## TASK DESCRIPTION
For the records shown below, return an exact copy that excludes the pictures.

ENTRIES SHOWN START

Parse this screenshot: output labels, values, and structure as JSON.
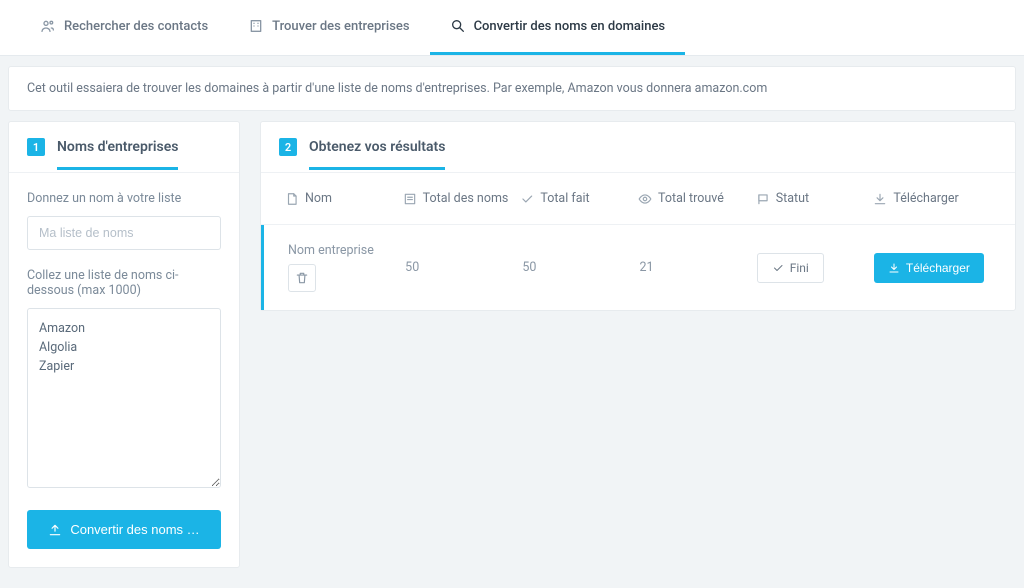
{
  "tabs": {
    "contacts": "Rechercher des contacts",
    "companies": "Trouver des entreprises",
    "convert": "Convertir des noms en domaines"
  },
  "info": "Cet outil essaiera de trouver les domaines à partir d'une liste de noms d'entreprises. Par exemple, Amazon vous donnera amazon.com",
  "step1": {
    "num": "1",
    "title": "Noms d'entreprises",
    "list_name_label": "Donnez un nom à votre liste",
    "list_name_placeholder": "Ma liste de noms",
    "paste_label": "Collez une liste de noms ci-dessous (max 1000)",
    "textarea_value": "Amazon\nAlgolia\nZapier",
    "convert_btn": "Convertir des noms …"
  },
  "step2": {
    "num": "2",
    "title": "Obtenez vos résultats",
    "headers": {
      "name": "Nom",
      "total_names": "Total des noms",
      "total_done": "Total fait",
      "total_found": "Total trouvé",
      "status": "Statut",
      "download": "Télécharger"
    },
    "row": {
      "name": "Nom entreprise",
      "total_names": "50",
      "total_done": "50",
      "total_found": "21",
      "status": "Fini",
      "download": "Télécharger"
    }
  }
}
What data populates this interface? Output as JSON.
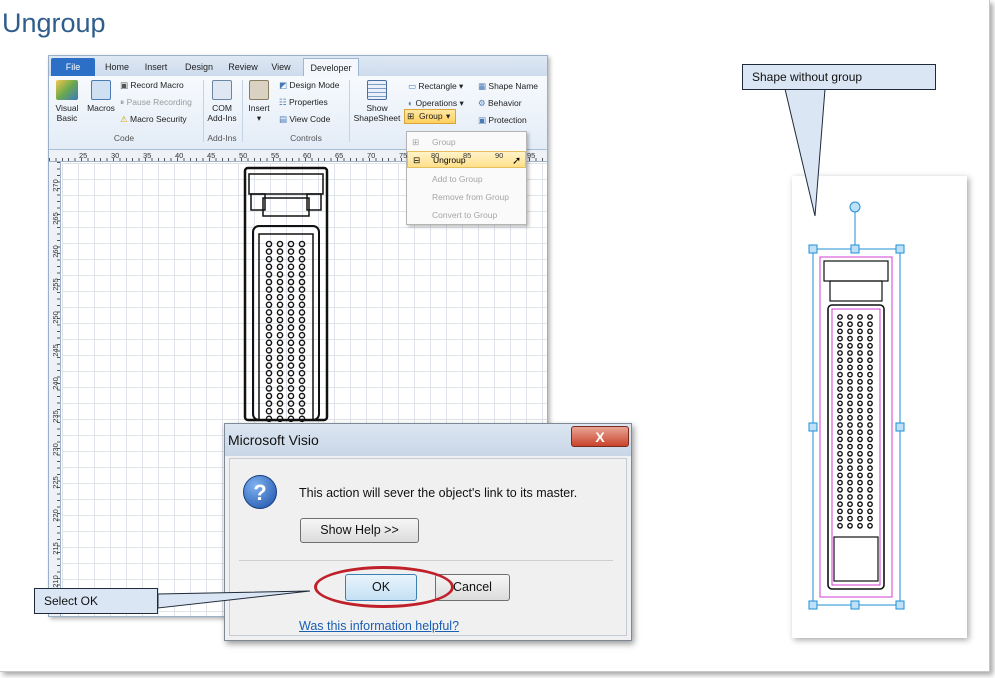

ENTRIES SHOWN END

## SOLUTION FOR THIS EXERCISE
Parse this screenshot: output labels, values, and structure as JSON.
{
  "tabs": {
    "contacts": "Rechercher des contacts",
    "companies": "Trouver des entreprises",
    "convert": "Convertir des noms en domaines"
  },
  "info": "Cet outil essaiera de trouver les domaines à partir d'une liste de noms d'entreprises. Par exemple, Amazon vous donnera amazon.com",
  "step1": {
    "num": "1",
    "title": "Noms d'entreprises",
    "list_name_label": "Donnez un nom à votre liste",
    "list_name_placeholder": "Ma liste de noms",
    "paste_label": "Collez une liste de noms ci-dessous (max 1000)",
    "textarea_value": "Amazon\nAlgolia\nZapier",
    "convert_btn": "Convertir des noms …"
  },
  "step2": {
    "num": "2",
    "title": "Obtenez vos résultats",
    "headers": {
      "name": "Nom",
      "total_names": "Total des noms",
      "total_done": "Total fait",
      "total_found": "Total trouvé",
      "status": "Statut",
      "download": "Télécharger"
    },
    "row": {
      "name": "Nom entreprise",
      "total_names": "50",
      "total_done": "50",
      "total_found": "21",
      "status": "Fini",
      "download": "Télécharger"
    }
  }
}
What data populates this interface? Output as JSON.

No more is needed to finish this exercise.